Perhaps the most famous, notorious, well loved, well hung and controversial painting in Australia.
Chloé was painted in 1875 by Jules Lefebvre (1836-1911) and was exhibited to great popular acclaim winning gold medals in the Paris Salon in 1875, the Sydney International Exhibition of 1879 and the Melbourne International Exhibition of 1880.
She was purchased in 1882 by a surgeon, Thomas Fitzgerald (later Sir Thomas) and subsequently loaned to the National Gallery of Victoria. In 1883, after three weeks of exhibition, she fell victim to Victorian "wowserism" (puritanical fanaticism) when outraged citizens objected to seeing the naked female form displayed on the Sabbath.
Upon the death of Sir Thomas in 1908, Chloé was purchased by Henry Figsby Young, an ex-digger turned hotel proprietor, for the very considerable sum of 800 pounds. One story relates that Henry took the painting back to his home above Young and Jackson's Hotel and hid it from his wife. While he was away and she was "spring cleaning", the irate wife discovered it and banished it to the public bar, which ironically turned it into a smash hit. It has remained there ever since, apart from touring Australia to raise funds for the Red Cross during World War I and being loaned as the centre-piece for the exhibition "Narratives, nudes and landscapes" at the National Gallery of Victoria in 1995.
As for the model "Chloeé", she had posed for the painting when she was 19, had subsequently fallen in love with Jules Lefebvre and when the artist married her sister, she was devastated.
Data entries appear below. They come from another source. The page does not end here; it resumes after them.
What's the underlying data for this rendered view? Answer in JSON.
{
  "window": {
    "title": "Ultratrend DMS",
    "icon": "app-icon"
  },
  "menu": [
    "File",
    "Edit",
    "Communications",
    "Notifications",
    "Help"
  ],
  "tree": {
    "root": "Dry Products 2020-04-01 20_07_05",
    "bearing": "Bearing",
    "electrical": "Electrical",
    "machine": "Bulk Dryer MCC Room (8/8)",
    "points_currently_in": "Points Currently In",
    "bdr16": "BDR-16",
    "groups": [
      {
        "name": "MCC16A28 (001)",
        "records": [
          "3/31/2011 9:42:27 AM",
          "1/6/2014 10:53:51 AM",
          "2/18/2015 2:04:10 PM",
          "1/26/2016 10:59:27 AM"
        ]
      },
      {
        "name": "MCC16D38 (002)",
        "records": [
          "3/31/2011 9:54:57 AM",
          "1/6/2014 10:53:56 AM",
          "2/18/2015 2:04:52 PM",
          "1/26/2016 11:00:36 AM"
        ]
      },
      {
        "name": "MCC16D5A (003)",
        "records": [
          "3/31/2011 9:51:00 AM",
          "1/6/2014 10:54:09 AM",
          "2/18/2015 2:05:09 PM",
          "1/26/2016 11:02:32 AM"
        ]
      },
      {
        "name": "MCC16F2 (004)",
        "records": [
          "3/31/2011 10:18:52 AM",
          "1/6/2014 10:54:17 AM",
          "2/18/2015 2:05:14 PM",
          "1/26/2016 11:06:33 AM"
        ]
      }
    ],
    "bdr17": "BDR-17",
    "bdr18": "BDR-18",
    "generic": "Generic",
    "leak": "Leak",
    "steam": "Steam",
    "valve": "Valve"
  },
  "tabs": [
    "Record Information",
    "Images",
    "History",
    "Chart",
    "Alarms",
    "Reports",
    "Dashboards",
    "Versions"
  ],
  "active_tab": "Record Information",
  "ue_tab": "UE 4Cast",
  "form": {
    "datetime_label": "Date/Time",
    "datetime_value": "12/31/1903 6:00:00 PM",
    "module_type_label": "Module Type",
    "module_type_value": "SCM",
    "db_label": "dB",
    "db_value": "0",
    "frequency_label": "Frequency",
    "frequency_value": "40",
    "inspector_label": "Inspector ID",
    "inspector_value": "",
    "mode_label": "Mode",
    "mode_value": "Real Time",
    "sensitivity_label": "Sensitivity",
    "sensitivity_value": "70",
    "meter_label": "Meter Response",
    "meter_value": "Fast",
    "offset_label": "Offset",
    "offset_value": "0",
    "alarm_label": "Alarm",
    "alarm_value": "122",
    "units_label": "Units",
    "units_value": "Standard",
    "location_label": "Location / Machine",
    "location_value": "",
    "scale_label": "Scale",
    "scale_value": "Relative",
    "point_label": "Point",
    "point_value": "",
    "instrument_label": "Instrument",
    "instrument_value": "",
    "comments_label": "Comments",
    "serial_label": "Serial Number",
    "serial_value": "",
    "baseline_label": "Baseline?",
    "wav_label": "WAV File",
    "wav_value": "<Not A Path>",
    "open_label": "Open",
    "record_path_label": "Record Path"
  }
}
She boiled up phosphorous match-heads, drank the poisonous concoction and died tragically, at 21. Or so they say!
This information was taken from commentary